In Conclusion:
I'd recommend this to fans of Ric Ocasek's solo career; as Neil takes the same approach on this disc. Neil diehards should at least hear this once; casual fans should wait. If you need 80's music for something, it would be hard to place this album as anything but a product thereof. 

Rock and Roll Can Never Die

Counting some draft posts I've been working on, here are all of the artists I've quoted for my post titles:

Guided By Voices: 9
This is actually not a big surprise, but nonetheless I have caught myself off guard with how very much I seem to like Guided By Voices.

Neil Young; Rush: 5
Also not a surprise, since Neil occupied the place that GBV did before I knew about them. I'm kind of surprised to see Rush as Neil's only companion in this category, but it makes sense.

The Monkees; Yeah Yeah Yeahs: 4
Very weird to see two bands so damn different in third place.

The Beatles; The Black Keys; The Doors; Jethro Tull; Johnny Marr; Pink Floyd: 3
I'll take it, but i thought I'd quoted the Black Keys more than that.

Billy Joel; Bloc Party; Bob Seger & The Silver Bullet Band; Don McLean; Elton John; Emerson, Lake & Palmer; Jet; The Rolling Stones; 'Weird Al' Yankovic; The Who: 2
Sounds good to me.

And the long list of, as it were, one-hit-wonders:
Creedence Clearwater Revival; The Donnas; Johnny Cash; The Arcade Fire; Band Of Horses; Silversun Pickups; Wild Flag; The Desperate Bicycles; Tom Waits; Mission Of Burma; Manilla Road; David Bowie; Coldplay; The Five Man Electrical Band; Donnie Iris; The Mike Curb Congregation; Nick Cave & The Bad Seeds; Joe Walsh; Tom Vek; Lynyrd Skynyrd; XTC; Toto; The Mooney Suzuki; Camper Van Beethoven; The Mamas & The Papas; Dragonforce; Arlo Guthrie; The Like; ZZ Topp; Ok Go; Charlie Daniels; The Darkness; The Breeders; Dinosaur Jr.; We Are Scientists; The Jam; Raconteurs; Archers Of Loaf; Blue Oyster Cult ; Johnny Preston, oddly enough; Ramones; The Grateful Dead; Chuck Berry; Dire Straits; Misissippi Fred MacDowell; Pat Travers Band; The Walkmen; Elvis Presley; Aldo Nova; George Thorogood; Sleigh Bells; The MC5; Blondie; Paul McCartney & Wings; Hank Snow; Talking Heads; Gamma; Beck; Replacements; Led Zeppelin; Donovan; Def Leppard; Younha; McFadden's Parachute; The Von Bondies.

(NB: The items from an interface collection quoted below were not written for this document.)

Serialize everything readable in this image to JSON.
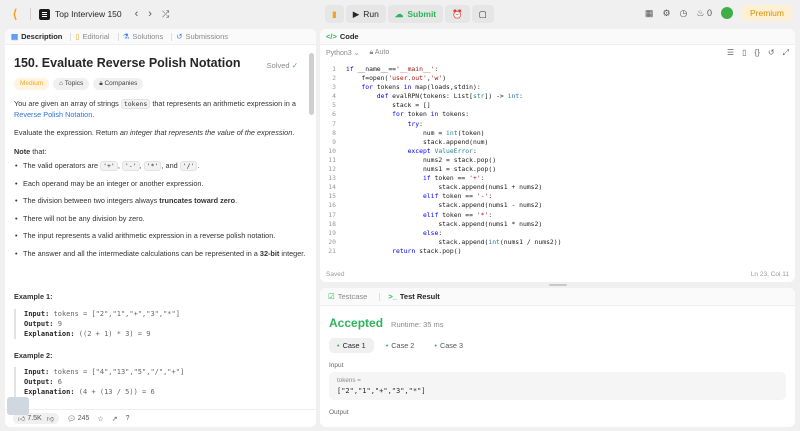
{
  "topbar": {
    "problem_list": "Top Interview 150",
    "run": "Run",
    "submit": "Submit",
    "streak": "0",
    "premium": "Premium"
  },
  "left_tabs": [
    "Description",
    "Editorial",
    "Solutions",
    "Submissions"
  ],
  "problem": {
    "title": "150. Evaluate Reverse Polish Notation",
    "status": "Solved",
    "difficulty": "Medium",
    "topics": "Topics",
    "companies": "Companies",
    "intro_a": "You are given an array of strings ",
    "intro_code": "tokens",
    "intro_b": " that represents an arithmetic expression in a ",
    "intro_link": "Reverse Polish Notation",
    "intro_c": ".",
    "evaluate_a": "Evaluate the expression. Return ",
    "evaluate_em": "an integer that represents the value of the expression",
    "evaluate_b": ".",
    "note": "Note",
    "note_rest": " that:",
    "b1_a": "The valid operators are ",
    "ops": [
      "'+'",
      "'-'",
      "'*'",
      "'/'"
    ],
    "b1_sep1": ", ",
    "b1_and": ", and ",
    "b1_end": ".",
    "b2": "Each operand may be an integer or another expression.",
    "b3_a": "The division between two integers always ",
    "b3_b": "truncates toward zero",
    "b3_c": ".",
    "b4": "There will not be any division by zero.",
    "b5": "The input represents a valid arithmetic expression in a reverse polish notation.",
    "b6_a": "The answer and all the intermediate calculations can be represented in a ",
    "b6_b": "32-bit",
    "b6_c": " integer."
  },
  "examples": [
    {
      "title": "Example 1:",
      "input_label": "Input:",
      "input": "tokens = [\"2\",\"1\",\"+\",\"3\",\"*\"]",
      "output_label": "Output:",
      "output": "9",
      "expl_label": "Explanation:",
      "expl": "((2 + 1) * 3) = 9"
    },
    {
      "title": "Example 2:",
      "input_label": "Input:",
      "input": "tokens = [\"4\",\"13\",\"5\",\"/\",\"+\"]",
      "output_label": "Output:",
      "output": "6",
      "expl_label": "Explanation:",
      "expl": "(4 + (13 / 5)) = 6"
    }
  ],
  "footer": {
    "likes": "7.5K",
    "comments": "245"
  },
  "code_panel": {
    "tab": "Code",
    "language": "Python3",
    "mode": "Auto",
    "saved": "Saved",
    "cursor": "Ln 23, Col 11"
  },
  "code_lines": [
    "<span class='kw'>if</span> __name__==<span class='st'>'__main__'</span>:",
    "    f=open(<span class='st'>'user.out'</span>,<span class='st'>'w'</span>)",
    "    <span class='kw'>for</span> tokens <span class='kw'>in</span> map(loads,stdin):",
    "        <span class='kw'>def</span> evalRPN(tokens: List[<span class='bi'>str</span>]) -> <span class='bi'>int</span>:",
    "            stack = []",
    "            <span class='kw'>for</span> token <span class='kw'>in</span> tokens:",
    "                <span class='kw'>try</span>:",
    "                    num = <span class='bi'>int</span>(token)",
    "                    stack.append(num)",
    "                <span class='kw'>except</span> <span class='bi'>ValueError</span>:",
    "                    nums2 = stack.pop()",
    "                    nums1 = stack.pop()",
    "                    <span class='kw'>if</span> token == <span class='st'>'+'</span>:",
    "                        stack.append(nums1 + nums2)",
    "                    <span class='kw'>elif</span> token == <span class='st'>'-'</span>:",
    "                        stack.append(nums1 - nums2)",
    "                    <span class='kw'>elif</span> token == <span class='st'>'*'</span>:",
    "                        stack.append(nums1 * nums2)",
    "                    <span class='kw'>else</span>:",
    "                        stack.append(<span class='bi'>int</span>(nums1 / nums2))",
    "            <span class='kw'>return</span> stack.pop()"
  ],
  "result_panel": {
    "tab_testcase": "Testcase",
    "tab_result": "Test Result",
    "verdict": "Accepted",
    "runtime": "Runtime: 35 ms",
    "cases": [
      "Case 1",
      "Case 2",
      "Case 3"
    ],
    "input_label": "Input",
    "var_name": "tokens =",
    "var_value": "[\"2\",\"1\",\"+\",\"3\",\"*\"]",
    "output_label": "Output"
  }
}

Plus there's one song whose artist is unknown, and one traditional whose rendition I had in mind was by Boxcar Willie.